[PROBLEM STATEMENT] In the listing that follows, count each line containing the string "structured" and report only the count.

[SOURCE DATA]
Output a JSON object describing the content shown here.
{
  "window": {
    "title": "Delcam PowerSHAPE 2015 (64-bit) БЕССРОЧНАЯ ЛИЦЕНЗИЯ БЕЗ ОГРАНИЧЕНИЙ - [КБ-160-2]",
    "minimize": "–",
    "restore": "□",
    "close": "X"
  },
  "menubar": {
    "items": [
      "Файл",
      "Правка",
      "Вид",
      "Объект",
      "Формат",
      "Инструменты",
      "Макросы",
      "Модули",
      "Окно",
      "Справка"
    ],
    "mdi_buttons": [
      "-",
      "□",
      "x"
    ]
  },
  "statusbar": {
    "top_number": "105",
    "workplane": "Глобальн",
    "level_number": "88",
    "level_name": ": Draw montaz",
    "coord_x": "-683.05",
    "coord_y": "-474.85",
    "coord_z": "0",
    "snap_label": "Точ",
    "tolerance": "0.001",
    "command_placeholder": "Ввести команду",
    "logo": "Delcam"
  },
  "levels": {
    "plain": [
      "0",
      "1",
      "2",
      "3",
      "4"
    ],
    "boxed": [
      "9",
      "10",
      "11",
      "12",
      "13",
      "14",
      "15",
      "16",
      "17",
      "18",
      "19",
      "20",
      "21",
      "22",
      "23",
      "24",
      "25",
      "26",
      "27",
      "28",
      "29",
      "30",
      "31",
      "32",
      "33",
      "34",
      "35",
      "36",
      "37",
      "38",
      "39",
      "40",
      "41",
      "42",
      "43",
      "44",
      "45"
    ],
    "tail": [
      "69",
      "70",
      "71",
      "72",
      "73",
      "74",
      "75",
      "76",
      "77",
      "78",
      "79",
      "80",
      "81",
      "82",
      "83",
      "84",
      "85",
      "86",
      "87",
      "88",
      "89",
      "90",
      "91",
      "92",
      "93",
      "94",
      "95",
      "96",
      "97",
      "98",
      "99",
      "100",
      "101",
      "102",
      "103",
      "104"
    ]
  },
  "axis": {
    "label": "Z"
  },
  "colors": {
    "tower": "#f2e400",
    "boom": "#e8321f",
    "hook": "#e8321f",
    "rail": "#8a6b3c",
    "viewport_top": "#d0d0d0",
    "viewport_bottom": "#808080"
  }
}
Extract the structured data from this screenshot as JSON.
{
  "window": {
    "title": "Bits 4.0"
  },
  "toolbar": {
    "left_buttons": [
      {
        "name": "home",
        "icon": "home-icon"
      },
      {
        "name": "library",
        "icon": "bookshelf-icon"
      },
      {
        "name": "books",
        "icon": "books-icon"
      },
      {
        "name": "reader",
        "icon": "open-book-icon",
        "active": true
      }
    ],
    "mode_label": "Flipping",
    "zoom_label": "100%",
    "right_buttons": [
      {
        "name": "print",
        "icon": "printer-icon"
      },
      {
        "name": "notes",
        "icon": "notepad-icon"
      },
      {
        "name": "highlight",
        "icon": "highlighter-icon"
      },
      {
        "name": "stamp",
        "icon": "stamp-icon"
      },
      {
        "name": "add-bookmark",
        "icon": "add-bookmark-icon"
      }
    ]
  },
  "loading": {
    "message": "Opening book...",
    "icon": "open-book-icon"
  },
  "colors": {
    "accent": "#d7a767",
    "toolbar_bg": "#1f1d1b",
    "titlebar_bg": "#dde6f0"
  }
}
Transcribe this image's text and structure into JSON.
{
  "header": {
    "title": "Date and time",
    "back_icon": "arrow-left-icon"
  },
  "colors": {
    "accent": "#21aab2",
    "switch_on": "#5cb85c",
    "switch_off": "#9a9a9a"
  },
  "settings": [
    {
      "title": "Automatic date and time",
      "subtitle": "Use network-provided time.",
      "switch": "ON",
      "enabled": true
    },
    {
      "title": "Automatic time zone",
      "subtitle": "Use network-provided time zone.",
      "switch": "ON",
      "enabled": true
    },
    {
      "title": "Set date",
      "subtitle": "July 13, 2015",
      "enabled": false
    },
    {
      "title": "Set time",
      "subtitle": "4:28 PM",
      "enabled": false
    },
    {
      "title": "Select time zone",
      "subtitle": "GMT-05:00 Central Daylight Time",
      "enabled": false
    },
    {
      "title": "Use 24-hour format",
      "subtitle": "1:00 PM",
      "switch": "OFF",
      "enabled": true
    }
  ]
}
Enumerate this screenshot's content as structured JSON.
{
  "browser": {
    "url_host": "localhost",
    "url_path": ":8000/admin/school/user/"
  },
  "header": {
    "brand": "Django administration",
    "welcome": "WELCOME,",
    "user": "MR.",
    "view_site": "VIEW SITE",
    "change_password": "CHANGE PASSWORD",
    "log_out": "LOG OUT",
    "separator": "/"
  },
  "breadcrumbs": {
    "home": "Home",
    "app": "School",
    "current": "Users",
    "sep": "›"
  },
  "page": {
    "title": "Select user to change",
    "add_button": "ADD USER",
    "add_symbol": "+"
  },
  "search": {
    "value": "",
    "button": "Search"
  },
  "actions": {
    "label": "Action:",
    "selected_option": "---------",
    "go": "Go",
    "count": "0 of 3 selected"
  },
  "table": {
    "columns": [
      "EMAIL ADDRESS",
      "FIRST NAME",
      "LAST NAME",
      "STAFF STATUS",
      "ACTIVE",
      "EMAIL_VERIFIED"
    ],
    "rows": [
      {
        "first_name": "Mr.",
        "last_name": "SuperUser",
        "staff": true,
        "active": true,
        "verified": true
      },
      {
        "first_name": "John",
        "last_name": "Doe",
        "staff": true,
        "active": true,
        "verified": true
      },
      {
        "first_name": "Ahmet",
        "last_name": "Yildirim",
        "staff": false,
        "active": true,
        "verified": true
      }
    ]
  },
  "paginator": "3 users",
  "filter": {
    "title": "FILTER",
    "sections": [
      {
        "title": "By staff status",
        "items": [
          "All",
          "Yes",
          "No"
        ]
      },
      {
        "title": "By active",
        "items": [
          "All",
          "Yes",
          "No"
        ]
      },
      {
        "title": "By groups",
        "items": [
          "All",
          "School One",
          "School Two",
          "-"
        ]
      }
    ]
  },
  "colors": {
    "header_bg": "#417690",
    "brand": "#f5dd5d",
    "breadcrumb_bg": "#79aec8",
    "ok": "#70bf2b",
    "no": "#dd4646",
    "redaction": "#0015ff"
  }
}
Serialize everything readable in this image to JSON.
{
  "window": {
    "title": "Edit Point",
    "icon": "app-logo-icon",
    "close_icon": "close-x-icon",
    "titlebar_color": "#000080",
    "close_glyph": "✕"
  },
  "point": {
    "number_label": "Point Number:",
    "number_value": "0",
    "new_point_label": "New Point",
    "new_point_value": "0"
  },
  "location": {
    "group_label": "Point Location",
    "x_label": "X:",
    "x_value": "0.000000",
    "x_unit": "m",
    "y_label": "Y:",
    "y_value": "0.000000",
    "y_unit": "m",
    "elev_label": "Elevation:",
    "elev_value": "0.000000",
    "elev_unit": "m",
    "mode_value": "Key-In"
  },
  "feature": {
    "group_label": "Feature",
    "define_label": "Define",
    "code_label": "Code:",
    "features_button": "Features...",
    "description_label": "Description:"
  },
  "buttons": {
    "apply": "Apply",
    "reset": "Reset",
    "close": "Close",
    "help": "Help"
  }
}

[OUTPUT BELOW] 2